Windows RT 8.1 update pulled after it gives tablets the blue screen of death

Windows RT 8.1 update pulled after it BSODs Surface tablets

Surface tabletIf you like to stand out from the crowd then you may have taken the decision to set yourself apart from the legions of Android users and iOS fans when it came to choosing a tablet.

Over the weekend those of you using a Windows RT device were probably looking forward to the thought of the impending update to version 8.1 of the operating system. That is, right up until the time you actually installed it.

Alas, with the majority of aspiring Windows RT 8.1 users being in possession of a Surface tablet, the update proved to be a major fail on Microsoft’s part.

Soon after the 8.1 update was released, it was subsequently pulled from the Windows store with the company saying:

Microsoft is investigating a situation affecting a limited number of users updating their Windows RT devices to Windows RT 8.1. As a result, we have temporarily removed the Windows RT 8.1 update from the Windows Store. We are working to resolve the situation as quickly as possible and apologize for any inconvenience. We will provide updates as they become available.

Whilst the company did not expand upon what it meant by a “situation” it is widely believed that the issue appears to be centered around the update corrupting certain boot data which in turn leads to the device crashing as it starts up.

Users who have encountered this problem were faced with a blue screen of death (BSOD) that displayed the following message:

Your PC needs to be repaired
The Boot Configuration Data file is missing some required information
File: \BCD
Error code: 0xc000000d

You'll need to use the recovery tools on your installation media. If you don't have any installation media (like a disc or USB device), contact your system administrator or PC manufacturer.

If you reach out to the Microsoft support team then it is likely that you will be advised to put an image of Windows RT onto a USB flash drive and then use it as a recovery disc.

This can be achieved by either using another RT device (but not a x86 PC) to create the recovery disc or by using an ISO supplied by Microsoft. (Hopefully you’ll have more success than Mashable’s Editor-in-Chief Lance Ulanoff who was unable to actually download said ISO.)

If that solution sounds complicated then there may be an easier alternative thanks to a detailed 11 point guide from kickthatcomputer that just about everyone will be able to follow. This method circumvents the need for a RT recovery disc and merely requires a USB recovery device prepped on any machine using Windows XP or above.

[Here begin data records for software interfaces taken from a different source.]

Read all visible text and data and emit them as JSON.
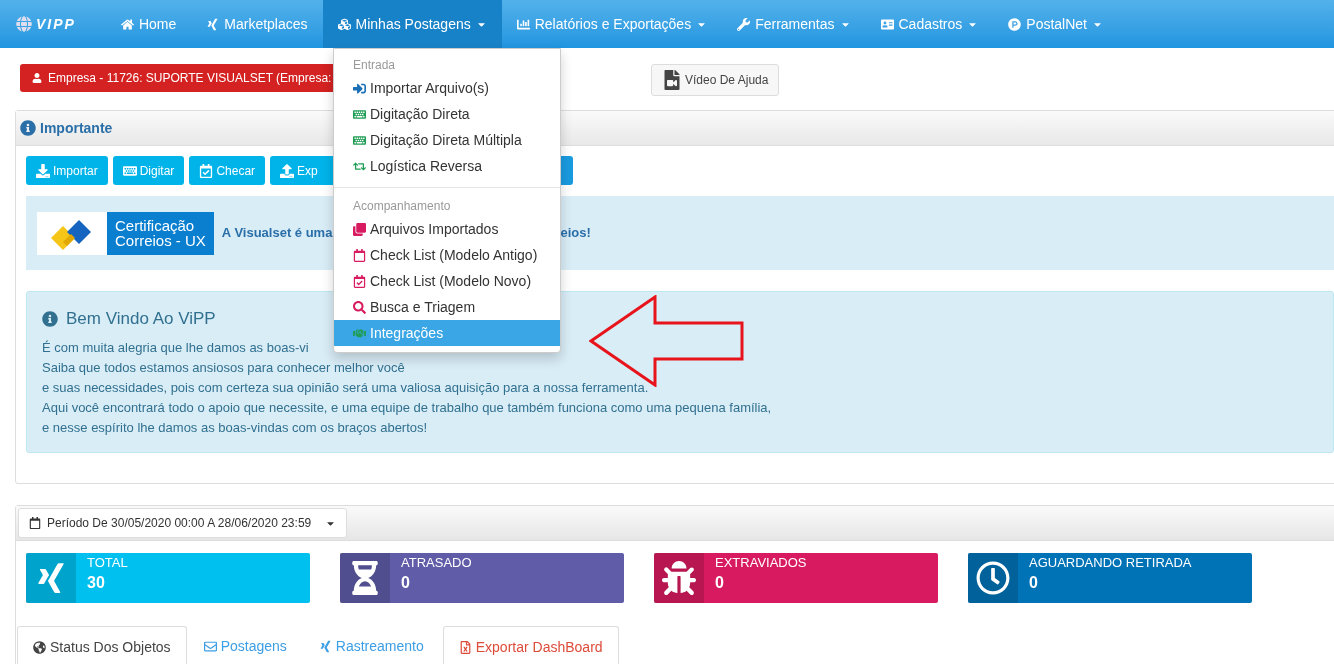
{
  "nav": {
    "logo": "VIPP",
    "items": [
      {
        "label": "Home",
        "selected": false,
        "dropdown": false
      },
      {
        "label": "Marketplaces",
        "selected": false,
        "dropdown": false
      },
      {
        "label": "Minhas Postagens",
        "selected": true,
        "dropdown": true
      },
      {
        "label": "Relatórios e Exportações",
        "selected": false,
        "dropdown": true
      },
      {
        "label": "Ferramentas",
        "selected": false,
        "dropdown": true
      },
      {
        "label": "Cadastros",
        "selected": false,
        "dropdown": true
      },
      {
        "label": "PostalNet",
        "selected": false,
        "dropdown": true
      }
    ]
  },
  "company_label": "Empresa - 11726: SUPORTE VISUALSET (Empresa:",
  "help_button": "Vídeo De Ajuda",
  "panel": {
    "title": "Importante",
    "toolbar": [
      "Importar",
      "Digitar",
      "Checar",
      "Exp"
    ],
    "banner": {
      "logo_lines": [
        "Certificação",
        "Correios - UX"
      ],
      "text_before": "A Visualset é uma",
      "text_after": "eios!"
    },
    "welcome": {
      "title": "Bem Vindo Ao ViPP",
      "lines": [
        "É com muita alegria que lhe damos as boas-vi",
        "Saiba que todos estamos ansiosos para conhecer melhor você",
        "e suas necessidades, pois com certeza sua opinião será uma valiosa aquisição para a nossa ferramenta.",
        "Aqui você encontrará todo o apoio que necessite, e uma equipe de trabalho que também funciona como uma pequena família,",
        "e nesse espírito lhe damos as boas-vindas com os braços abertos!"
      ]
    }
  },
  "menu": {
    "sections": [
      {
        "header": "Entrada",
        "items": [
          {
            "label": "Importar Arquivo(s)",
            "selected": false
          },
          {
            "label": "Digitação Direta",
            "selected": false
          },
          {
            "label": "Digitação Direta Múltipla",
            "selected": false
          },
          {
            "label": "Logística Reversa",
            "selected": false
          }
        ]
      },
      {
        "header": "Acompanhamento",
        "items": [
          {
            "label": "Arquivos Importados",
            "selected": false
          },
          {
            "label": "Check List (Modelo Antigo)",
            "selected": false
          },
          {
            "label": "Check List (Modelo Novo)",
            "selected": false
          },
          {
            "label": "Busca e Triagem",
            "selected": false
          },
          {
            "label": "Integrações",
            "selected": true
          }
        ]
      }
    ]
  },
  "dashboard": {
    "period": "Período De 30/05/2020 00:00 A 28/06/2020 23:59",
    "cards": [
      {
        "label": "TOTAL",
        "value": "30",
        "color": "#00c0ef"
      },
      {
        "label": "ATRASADO",
        "value": "0",
        "color": "#605ca8"
      },
      {
        "label": "EXTRAVIADOS",
        "value": "0",
        "color": "#d81b60"
      },
      {
        "label": "AGUARDANDO RETIRADA",
        "value": "0",
        "color": "#0073b7"
      }
    ],
    "tabs": [
      {
        "label": "Status Dos Objetos",
        "selected": true,
        "kind": "normal"
      },
      {
        "label": "Postagens",
        "selected": false,
        "kind": "normal"
      },
      {
        "label": "Rastreamento",
        "selected": false,
        "kind": "normal"
      },
      {
        "label": "Exportar DashBoard",
        "selected": false,
        "kind": "export"
      }
    ]
  }
}
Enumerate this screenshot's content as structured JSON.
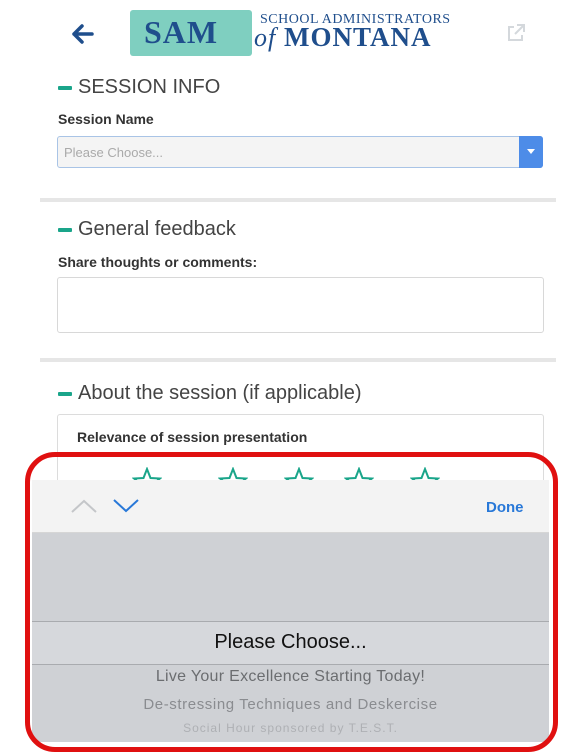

If neither of those solutions get you back up and running with Windows RT, and your device remains “bricked”, then you may have to wait for an official update or how-to guide from Microsoft.

With Windows RT making up a minuscule part of the overall Windows 8 user base, Microsoft will be extremely relieved that this issue only affects ARM-based devices – there are no reports of non-RT users of laptops, netbooks and desktops experiencing blue screens so they should remain confident in updating to Windows 8.1 straight away.